__Aim of the exercise__
The response should consist of the data below, copied exactly, with no pictures in it.

[Items from an interface collection]
+--

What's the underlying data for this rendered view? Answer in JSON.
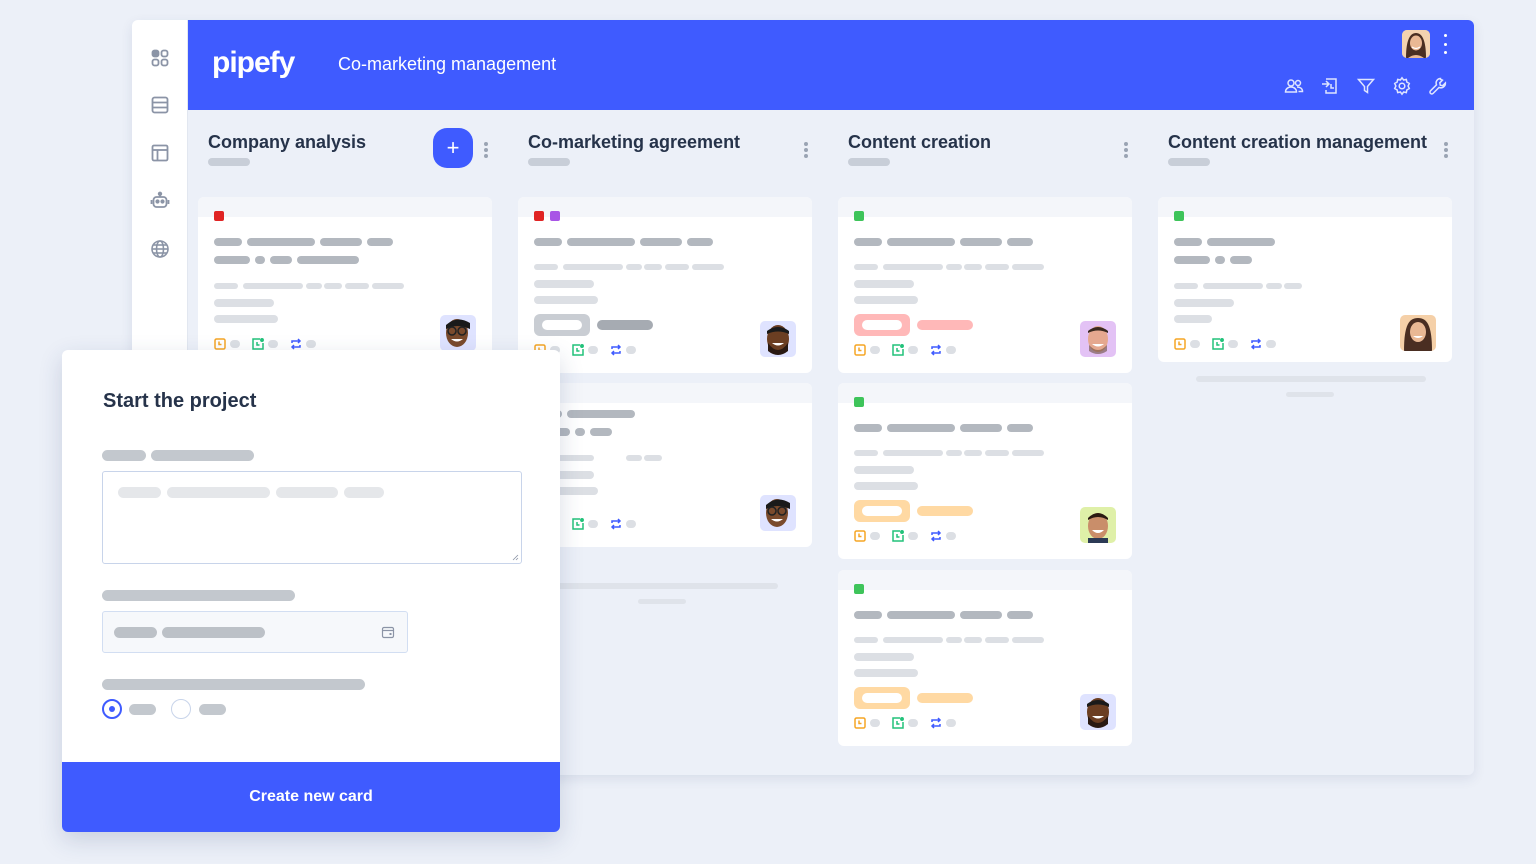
{
  "app": {
    "logo": "pipefy",
    "title": "Co-marketing management"
  },
  "rail": {
    "items": [
      {
        "icon": "apps-grid-icon"
      },
      {
        "icon": "database-icon"
      },
      {
        "icon": "layout-icon"
      },
      {
        "icon": "robot-icon"
      },
      {
        "icon": "globe-icon"
      }
    ]
  },
  "header_tools": [
    "members-icon",
    "import-icon",
    "filter-icon",
    "settings-gear-icon",
    "wrench-icon"
  ],
  "phases": [
    {
      "title": "Company analysis",
      "has_add_button": true,
      "add_label": "+"
    },
    {
      "title": "Co-marketing agreement",
      "has_add_button": false
    },
    {
      "title": "Content creation",
      "has_add_button": false
    },
    {
      "title": "Content creation management",
      "has_add_button": false
    }
  ],
  "colors": {
    "accent": "#3f5bff",
    "tag_red": "#e02424",
    "tag_purple": "#a855e6",
    "tag_green": "#3ec45a",
    "label_gray": "#c9cdd3",
    "label_red": "#ffb8b8",
    "label_orange": "#ffd9a3",
    "icon_orange": "#f5a524",
    "icon_green": "#22c27a",
    "icon_blue": "#3f5bff"
  },
  "modal": {
    "title": "Start the project",
    "button": "Create new card",
    "radio_selected_index": 0
  }
}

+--

__Written solution__
What's the underlying data for this rendered view? Answer in JSON.
{
  "app": {
    "logo": "pipefy",
    "title": "Co-marketing management"
  },
  "rail": {
    "items": [
      {
        "icon": "apps-grid-icon"
      },
      {
        "icon": "database-icon"
      },
      {
        "icon": "layout-icon"
      },
      {
        "icon": "robot-icon"
      },
      {
        "icon": "globe-icon"
      }
    ]
  },
  "header_tools": [
    "members-icon",
    "import-icon",
    "filter-icon",
    "settings-gear-icon",
    "wrench-icon"
  ],
  "phases": [
    {
      "title": "Company analysis",
      "has_add_button": true,
      "add_label": "+"
    },
    {
      "title": "Co-marketing agreement",
      "has_add_button": false
    },
    {
      "title": "Content creation",
      "has_add_button": false
    },
    {
      "title": "Content creation management",
      "has_add_button": false
    }
  ],
  "colors": {
    "accent": "#3f5bff",
    "tag_red": "#e02424",
    "tag_purple": "#a855e6",
    "tag_green": "#3ec45a",
    "label_gray": "#c9cdd3",
    "label_red": "#ffb8b8",
    "label_orange": "#ffd9a3",
    "icon_orange": "#f5a524",
    "icon_green": "#22c27a",
    "icon_blue": "#3f5bff"
  },
  "modal": {
    "title": "Start the project",
    "button": "Create new card",
    "radio_selected_index": 0
  }
}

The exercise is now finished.